6. Are there programmes of a similar nature on TV at the moment? ANSWER: Probably, however the storyline is understandable and simple

7.Does the villain Maxx Millain appear evil/scary enough? ANSWER: Yes the colours are dark and evil whilst the costume itself is scary, almost like a thug or robber

8.Does this action/fantasy genre appeal to you? ANSWER: Yes it makes me want to watch it and it looks fun

9.Does the trailer contain enough background information about the programme to interest you? Yes its very to the point and gives enough information without complicating it

I'm extremely pleased with this feedback, it proves we have successfully targeted our target market. We have been able to pull the audience in and make it interesting. They understand the conflicting ideas of the hero and villain and have also gathered this through the colour schemes we have used.

Question 2 - How effective is the combination of your main product and ancillary texts?

For the ancillary tasks I wanted to stay as redundant as possible.
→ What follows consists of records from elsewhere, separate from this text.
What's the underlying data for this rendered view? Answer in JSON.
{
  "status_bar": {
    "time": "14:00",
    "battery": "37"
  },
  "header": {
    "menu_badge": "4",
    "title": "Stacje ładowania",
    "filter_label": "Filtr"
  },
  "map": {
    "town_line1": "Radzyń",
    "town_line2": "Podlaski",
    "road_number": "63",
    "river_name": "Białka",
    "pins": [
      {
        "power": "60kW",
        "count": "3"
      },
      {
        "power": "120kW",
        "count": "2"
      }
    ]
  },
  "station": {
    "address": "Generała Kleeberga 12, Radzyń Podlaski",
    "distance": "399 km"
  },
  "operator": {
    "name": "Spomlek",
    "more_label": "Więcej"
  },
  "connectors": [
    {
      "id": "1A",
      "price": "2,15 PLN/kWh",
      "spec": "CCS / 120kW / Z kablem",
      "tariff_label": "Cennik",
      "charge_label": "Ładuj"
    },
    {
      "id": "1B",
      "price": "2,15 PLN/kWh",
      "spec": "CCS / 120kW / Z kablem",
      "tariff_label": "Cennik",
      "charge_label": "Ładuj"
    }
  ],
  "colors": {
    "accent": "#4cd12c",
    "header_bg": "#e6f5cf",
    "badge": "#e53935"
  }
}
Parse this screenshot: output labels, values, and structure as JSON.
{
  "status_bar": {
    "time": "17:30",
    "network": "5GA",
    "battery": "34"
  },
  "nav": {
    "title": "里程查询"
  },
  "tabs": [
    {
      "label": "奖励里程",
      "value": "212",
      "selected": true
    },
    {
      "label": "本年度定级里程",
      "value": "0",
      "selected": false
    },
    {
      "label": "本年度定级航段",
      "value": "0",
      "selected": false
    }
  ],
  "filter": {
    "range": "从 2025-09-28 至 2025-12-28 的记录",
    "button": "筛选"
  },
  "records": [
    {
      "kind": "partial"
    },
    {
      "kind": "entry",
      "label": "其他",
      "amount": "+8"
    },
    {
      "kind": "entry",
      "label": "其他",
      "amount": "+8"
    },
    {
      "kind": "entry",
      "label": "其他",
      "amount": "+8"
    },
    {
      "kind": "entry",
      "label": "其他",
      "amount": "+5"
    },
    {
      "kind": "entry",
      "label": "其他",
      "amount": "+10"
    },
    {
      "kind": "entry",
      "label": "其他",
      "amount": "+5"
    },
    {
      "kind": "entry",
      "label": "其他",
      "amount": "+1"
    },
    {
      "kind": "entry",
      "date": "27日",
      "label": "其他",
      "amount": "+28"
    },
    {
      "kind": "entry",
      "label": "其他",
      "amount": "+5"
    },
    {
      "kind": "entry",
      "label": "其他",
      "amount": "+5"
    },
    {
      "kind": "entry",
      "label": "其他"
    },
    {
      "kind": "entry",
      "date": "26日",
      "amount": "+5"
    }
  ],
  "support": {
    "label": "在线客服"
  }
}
As the audience are 9-14 I needed them to understand the texts, and relate with them.

To recognise the texts I decided to use the same colour scheme and fonts, giving it a "house style" Using red, blue and yellow the audience may recognise this on a shelf and relate it to the show. I also used the main character 'Tom Nero' on the front of both of the ancillary tasks so if the audience didn't already recognise it from the colour scheme and fonts they would recognise the main character.

I didn't want the DVD cover to be the exact same as the magazine style wise...I wanted to incorporate the Tom Nero font though so that it was recognised. I decided to use the background off one of the clips in the title sequence where he says "by night I'm Tom Nero, the superhero" and the background changes to stars. We thought this was quite a 'comicy' look, so I thought it would be appropriate to base the DVD design around that.

Even for children who may have never seen the show, I wanted to make it look interesting and stand out, I made the outside of the characters glow so it looks like they stand out from the cover. You can clearly see its about a normal boy who's a superhero that's why I put them back to back.

I think it relates to the show and is an effective DVD cover which looks professional and attracts the right target audience

For the magazine I kept with the 'house style'. After doing research into children's magazines I decided to keep it childlike and makes sure I gave freebies and 'insider knowledge' to attract toe audience.

The combination of all these texts definitely shows a 'house style' It uses the same fonts, colours, pictures and comic styles. I think this was definitely necessary for our young target audience. Looking at the Title sequence, magazine and DVD I think that they all relate nicely to eachother and you can clearly see the link. I think our target audience will appreciate the DVD being slightly different as its exciting and a change, but as it is still the same font and 'Tom Nero' logo its still recognisable.

Question 1 – In what ways does your media product use, develop or challenge forms and conventions of real media products?